Twenty-seven years ago on December 8, 1991, the presidents of the RSFSR, the Belarusian SSR and the Ukrainian SSR signed the Belavezha Accords that annulled the 1922 Soviet union treaty and thus put a de jure end to the de facto disintegration of the USSR which had taken place following the August 1991 coup attempt.
This anniversary is not one Russians generally mark especially as Vladimir Putin has described the disintegration of the Soviet Union as “the greatest geopolitical catastrophe of the 20th century.” But it was “marked” as it were this year by Aleksey Kudrin’s suggestion that if Russia doesn’t change course, it will disintegration just like the USSR did.
The head of the Russian Audit Chamber said, Interfax reports, that “if Russia is not distracted from foreign policy successes and does not devote attention to international problems, the resolution of which would lead the country to genuine greatness, then it could go along the path which led to the disintegration of the USSR.
Ever more Russian analysts and politicians, especially among the opposition, are saying much the same thing; and Kudrin’s words are significant only because of his high rank. But they like the predictions of many others reflect a fundamental misunderstanding of the situation, one that needs to be cleared up if one is to understand what is likely to happen in the coming months.
And that is this: the Russian Federation, however much Putin and some others might like it, is not the Soviet Union; and its approaching end – and that its end is approaching there can be little doubt – will not be like the end of the USSR. It will be far more difficult for the peoples involved and likely far more violent as well.
The Soviet Union ended peacefully for three major reasons, none of which is true in the case of the Russian Federation now.
First, the republics had more or less legitimately elected leaders while the Soviet Union did not. As a result, there were ready-made entities for the Soviet empire to disintegrate into. As a result of Putin’s policies, the leaders of the republics are probably even less legitimate than he is, being appointed by the Kremlin rather than chosen by the people.
And Putin’s regime is far more like the August putsch plotters than that of Mikhail Gorbachev. The current Kremlin leader is prepared to drown the country in blood to prevent its disintegration.
In the end, he is unlikely to be able to stop the fissiparousness of the regions and nations now within the borders of the Russian Federation from having its way; but Putin will ensure that those leaving will pay a far higher price at least for as long as he can.

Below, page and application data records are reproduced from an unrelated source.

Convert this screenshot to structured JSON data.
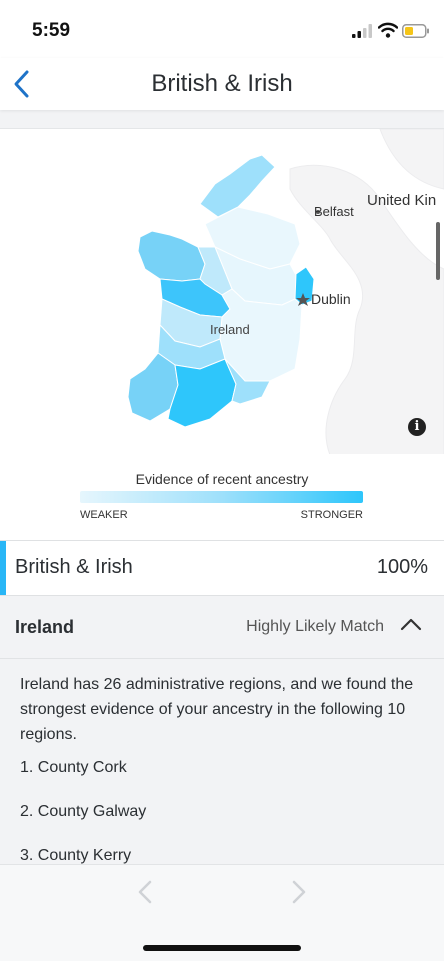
{
  "status_bar": {
    "time": "5:59",
    "icons": [
      "signal-icon",
      "wifi-icon",
      "battery-icon"
    ]
  },
  "nav": {
    "title": "British & Irish",
    "back_icon": "chevron-left-icon"
  },
  "map": {
    "labels": {
      "belfast": "Belfast",
      "united_kingdom": "United Kin",
      "dublin": "Dublin",
      "ireland": "Ireland"
    },
    "info_icon": "i",
    "colors": {
      "weaker": "#e6f6fd",
      "medium": "#9ee0fb",
      "stronger": "#2ec6fb"
    }
  },
  "legend": {
    "title": "Evidence of recent ancestry",
    "weaker": "WEAKER",
    "stronger": "STRONGER"
  },
  "region": {
    "name": "British & Irish",
    "percent": "100%",
    "accent_color": "#29b6f6"
  },
  "detail": {
    "title": "Ireland",
    "match": "Highly Likely Match",
    "description": "Ireland has 26 administrative regions, and we found the strongest evidence of your ancestry in the following 10 regions.",
    "counties": [
      "1. County Cork",
      "2. County Galway",
      "3. County Kerry"
    ]
  },
  "pager": {
    "prev_icon": "chevron-left-icon",
    "next_icon": "chevron-right-icon"
  }
}
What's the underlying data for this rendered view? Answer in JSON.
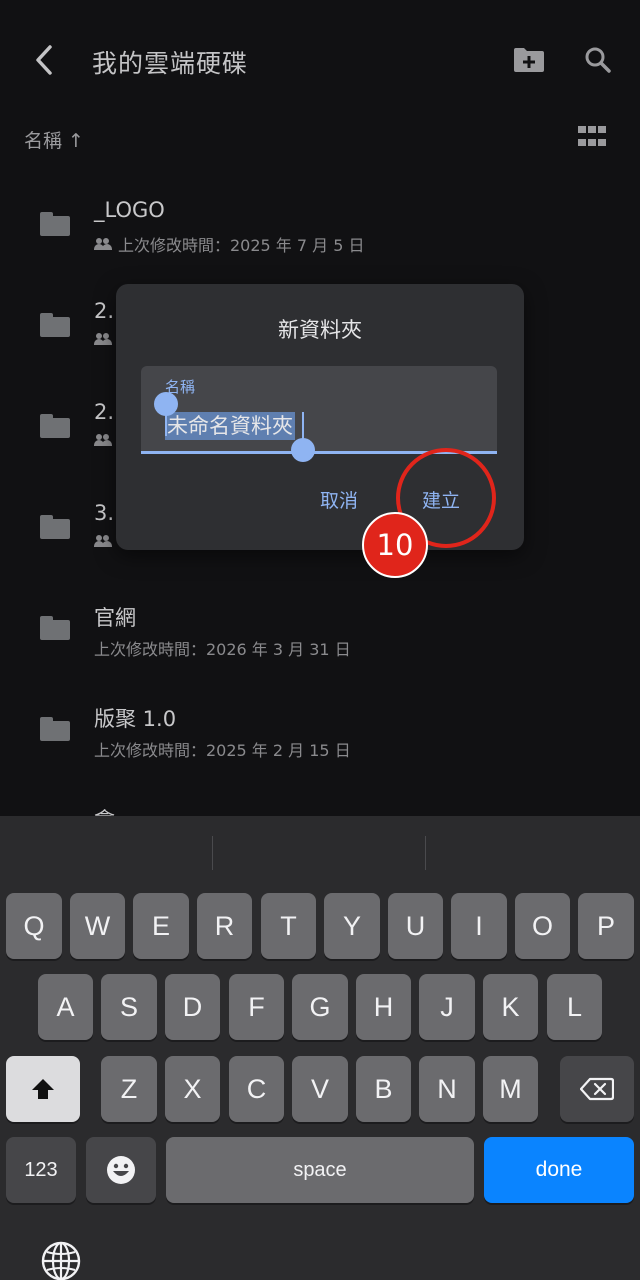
{
  "header": {
    "title": "我的雲端硬碟",
    "back_icon": "chevron-left-icon",
    "new_folder_icon": "folder-plus-icon",
    "search_icon": "search-icon"
  },
  "sortbar": {
    "label": "名稱 ↑",
    "view_icon": "grid-view-icon"
  },
  "files": [
    {
      "name": "_LOGO",
      "meta": "上次修改時間：2025 年 7 月 5 日",
      "shared": true
    },
    {
      "name": "2.",
      "meta": "",
      "shared": true
    },
    {
      "name": "2.",
      "meta": "",
      "shared": true
    },
    {
      "name": "3.",
      "meta": "",
      "shared": true
    },
    {
      "name": "官網",
      "meta": "上次修改時間：2026 年 3 月 31 日",
      "shared": false
    },
    {
      "name": "版聚 1.0",
      "meta": "上次修改時間：2025 年 2 月 15 日",
      "shared": false
    },
    {
      "name": "會",
      "meta": "",
      "shared": false
    }
  ],
  "dialog": {
    "title": "新資料夾",
    "field_label": "名稱",
    "field_value": "未命名資料夾",
    "cancel_label": "取消",
    "create_label": "建立"
  },
  "annotation": {
    "step_number": "10",
    "color": "#e0251b"
  },
  "keyboard": {
    "row1": [
      "Q",
      "W",
      "E",
      "R",
      "T",
      "Y",
      "U",
      "I",
      "O",
      "P"
    ],
    "row2": [
      "A",
      "S",
      "D",
      "F",
      "G",
      "H",
      "J",
      "K",
      "L"
    ],
    "row3": [
      "Z",
      "X",
      "C",
      "V",
      "B",
      "N",
      "M"
    ],
    "numbers_label": "123",
    "space_label": "space",
    "done_label": "done",
    "shift_icon": "shift-icon",
    "backspace_icon": "backspace-icon",
    "emoji_icon": "emoji-icon",
    "globe_icon": "globe-icon"
  },
  "colors": {
    "accent": "#8fb4f2",
    "done": "#0a84ff",
    "background": "#111113"
  }
}
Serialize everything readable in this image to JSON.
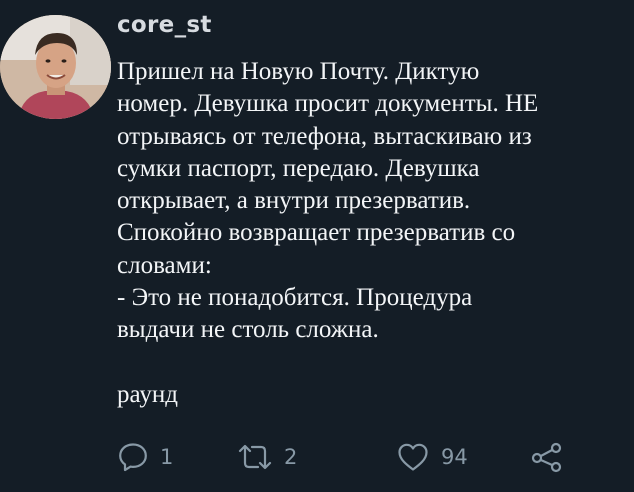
{
  "post": {
    "username": "core_st",
    "text": "Пришел на Новую Почту. Диктую\nномер. Девушка просит документы. НЕ\nотрываясь от телефона, вытаскиваю из\nсумки паспорт, передаю. Девушка\nоткрывает, а внутри презерватив.\nСпокойно возвращает презерватив со\nсловами:\n- Это не понадобится. Процедура\nвыдачи не столь сложна.\n\nраунд"
  },
  "actions": {
    "reply": {
      "icon": "reply-icon",
      "count": "1"
    },
    "retweet": {
      "icon": "retweet-icon",
      "count": "2"
    },
    "like": {
      "icon": "heart-icon",
      "count": "94"
    },
    "share": {
      "icon": "share-icon"
    }
  },
  "colors": {
    "background": "#141d26",
    "text": "#f3f5f7",
    "username": "#d7dbe0",
    "icon": "#8899a6"
  }
}
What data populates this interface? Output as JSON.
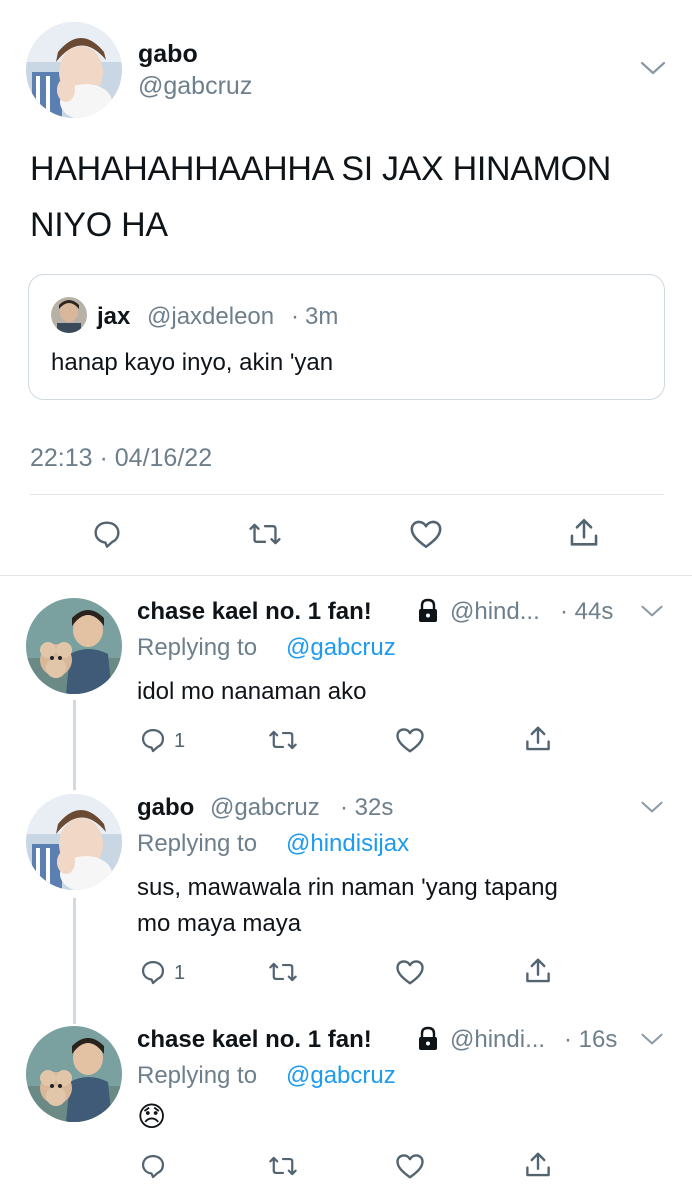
{
  "main_tweet": {
    "display_name": "gabo",
    "handle": "@gabcruz",
    "text_line1": "HAHAHAHHAAHHA SI JAX HINAMON",
    "text_line2": "NIYO HA",
    "timestamp": "22:13 · 04/16/22",
    "quoted": {
      "display_name": "jax",
      "handle": "@jaxdeleon",
      "dot": "·",
      "time": "3m",
      "text": "hanap kayo inyo, akin 'yan"
    }
  },
  "replies": [
    {
      "display_name": "chase kael no. 1 fan!",
      "handle": "@hind...",
      "time": "· 44s",
      "replying_prefix": "Replying to",
      "replying_to": "@gabcruz",
      "text_line1": "idol mo nanaman ako",
      "text_line2": "",
      "reply_count": "1"
    },
    {
      "display_name": "gabo",
      "handle": "@gabcruz",
      "time": "· 32s",
      "replying_prefix": "Replying to",
      "replying_to": "@hindisijax",
      "text_line1": "sus, mawawala rin naman 'yang tapang",
      "text_line2": "mo maya maya",
      "reply_count": "1"
    },
    {
      "display_name": "chase kael no. 1 fan!",
      "handle": "@hindi...",
      "time": "· 16s",
      "replying_prefix": "Replying to",
      "replying_to": "@gabcruz",
      "text_line1": "😞",
      "text_line2": "",
      "reply_count": ""
    }
  ],
  "icons": {
    "reply": "speech-bubble-icon",
    "retweet": "retweet-arrows-icon",
    "like": "heart-icon",
    "share": "share-upload-icon",
    "more": "chevron-down-icon",
    "protected": "lock-icon"
  },
  "colors": {
    "link": "#1d9bf0",
    "muted": "#6e7f8c",
    "text": "#0f1419"
  }
}
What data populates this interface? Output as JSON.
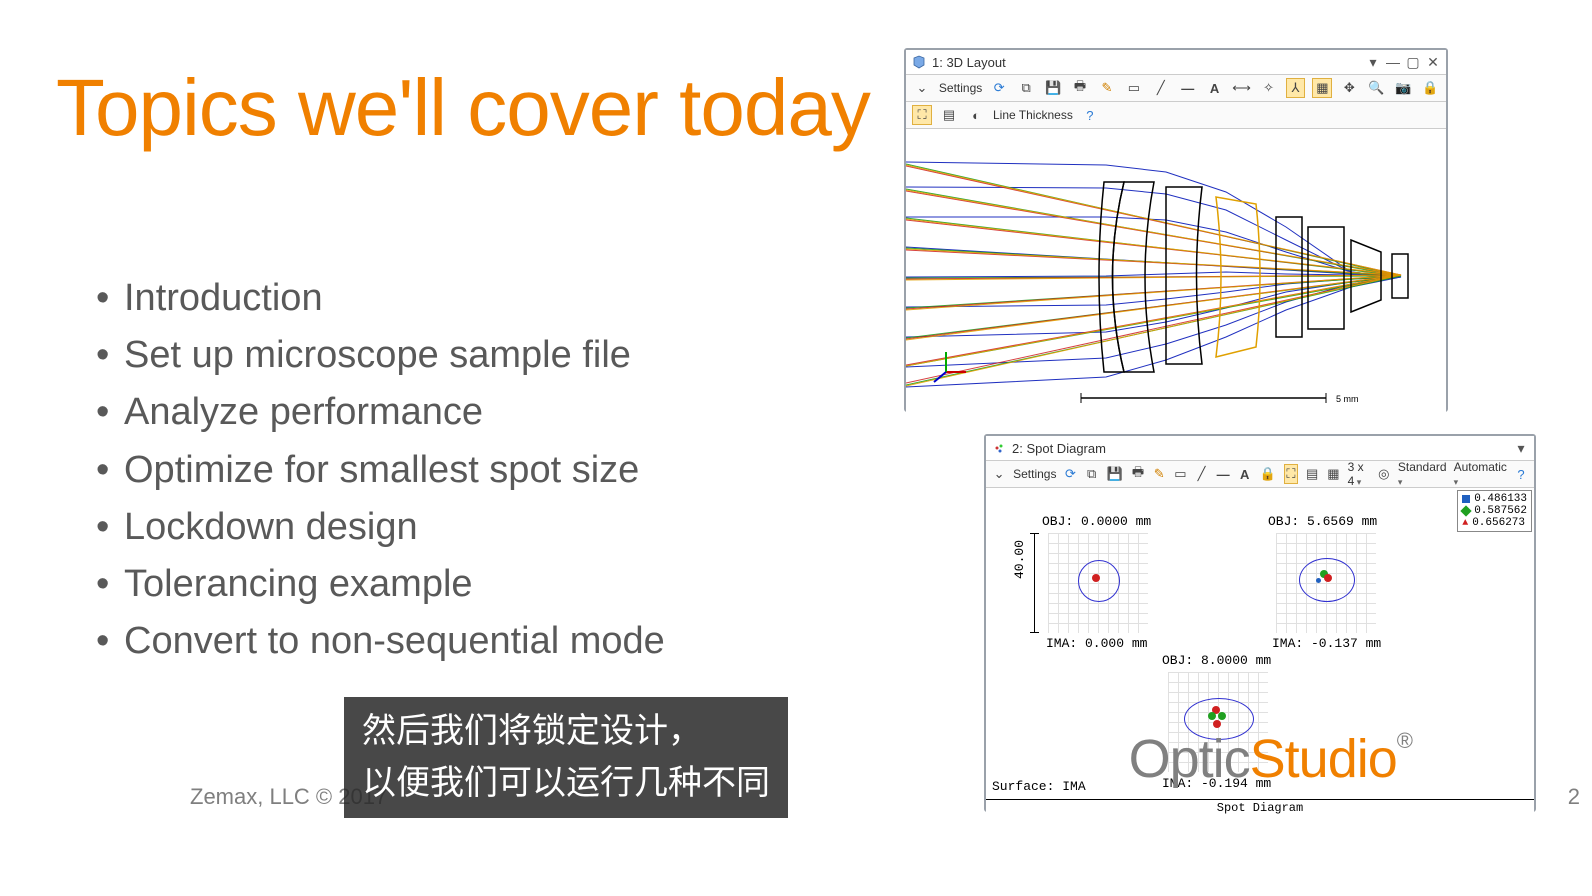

But there are at least three other reasons why the approaching end of the Russian Federation will be different than the end of the USSR.
First, the most important players in the coming drama are likely to be regions rather than republics, given that the autonomous republics have only about a fifth of the population rather than the half the union republics did in 1991.
Instead, the country is likely to disintegrate along still-to-be established regional lines within a fragmenting Russian nation; and the process of drawing those lines will be difficult and likely bloody as well. (On that issue, see this author’s “Regionalism is the Nationalism of the Next Russian Revolution”.)
Second, the international environment is different. There is even less support for national self-determination in the West now than there was in 1991, and there is even more fear of what could happen if control of the Russian nuclear arsenal becomes an open question. As the Soviet Union headed toward collapse, many in the West feared “a Yugoslavia with nukes.”
Now, such fears are far greater and more justified given the increasing divides within the West, the absence of a paramount power prepared to intervene to say when the process is over, and the likelihood that terrorist groups or some rogue states may seek to acquire those weapons, making Western opposition to any change more likely if ultimately ineffectual.
And third – and this may be the most important thing of all – the collapse of the USSR was largely contained within its borders. The coming disintegration of the Russian Federation won’t be. As the Russian empire within those borders falls apart, the Russian empire beyond those borders will be drawn in whether it wants to or not.
These things do not mean that the Russian Federation will not fall apart: the forces moving in that direction are too great to prevent the demise of the last empire. But they do mean that it will be different and more dangerous – and those concerned about the peoples now living in that empire and hoping for a better future must begin by acknowledging that reality.
Continuing to say that the coming demise of the Russian Federation will be just like that of the Soviet Union is in fact dangerous because it will distract attention from the real problems this cataclysmic event will entail and almost certainly guarantee that the peoples of the empire, their neighbors and the entire world will suffer more than need be.
- Moscow paper puts up and takes down article saying disintegration of Russia is ‘inevitable’
- Five common notions about Russia’s disintegration all defective, Shtepa says
- Western leaders again more afraid of Russian disintegration than of Russian threat, Kasparov says
- Belavezha Accords didn’t destroy the USSR: it had already ceased to exist, Shtepa says
- Belavezha Accords are not just about the past